Whitney, who has multiple sclerosis and uses a wheelchair, has rowed as much as 14 kilometers at a time here. She said it gives her the chance to test her athletic ability without bumping up against her disability.

"You need to start learning what can I do in this body," she said. "Do I have to accept everything's done and over, or are there ways that I can do things differently? Rowing has been very much the space that supports that for me."

Whitney said it gives her the psychological and physical confidence to negotiate obstacles on land — like sidewalks in bad condition — or deal with people who assume she needs help.

Back on shore, Whitney said rowing gives her a chance to figure things out independently.

"When I'm out on the water, there's no one to help me and it's been a real gift to have that experience over and over again. To learn — 'Yeah, I can do that.

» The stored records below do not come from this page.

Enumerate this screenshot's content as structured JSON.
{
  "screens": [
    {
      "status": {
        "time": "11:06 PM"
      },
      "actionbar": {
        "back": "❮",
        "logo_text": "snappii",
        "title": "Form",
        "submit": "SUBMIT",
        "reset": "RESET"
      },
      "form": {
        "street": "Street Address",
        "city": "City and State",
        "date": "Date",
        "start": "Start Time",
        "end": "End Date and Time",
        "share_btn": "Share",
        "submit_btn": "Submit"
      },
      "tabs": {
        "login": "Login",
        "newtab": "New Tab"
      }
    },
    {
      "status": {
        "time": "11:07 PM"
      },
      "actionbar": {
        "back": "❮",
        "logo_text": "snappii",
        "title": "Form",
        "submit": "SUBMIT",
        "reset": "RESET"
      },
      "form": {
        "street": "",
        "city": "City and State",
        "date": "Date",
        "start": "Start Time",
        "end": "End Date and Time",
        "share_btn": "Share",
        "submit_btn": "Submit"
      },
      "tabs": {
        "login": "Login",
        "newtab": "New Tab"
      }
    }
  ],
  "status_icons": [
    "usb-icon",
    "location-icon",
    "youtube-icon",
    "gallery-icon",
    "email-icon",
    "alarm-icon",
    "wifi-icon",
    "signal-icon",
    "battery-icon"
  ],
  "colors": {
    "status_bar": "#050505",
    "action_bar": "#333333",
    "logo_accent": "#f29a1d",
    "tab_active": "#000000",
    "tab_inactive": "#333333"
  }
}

I can figure out' — whatever situation comes up — I can figure it out,'" she said.

Whitney said rowing gives her the chance to be on her own, listening to birds and watching the seasons change on the river. And she said it has expanded her imagination of what people are able to do.

Nancy Eve Cohen is a senior reporter focusing on Berkshire County. Earlier in her career she was NPR’s Midwest editor in Washington, D.C., managing editor of the Northeast Environmental Hub and recorded sound for TV networks on global assignments, including the war in Sarajevo and an interview with Fidel Castro.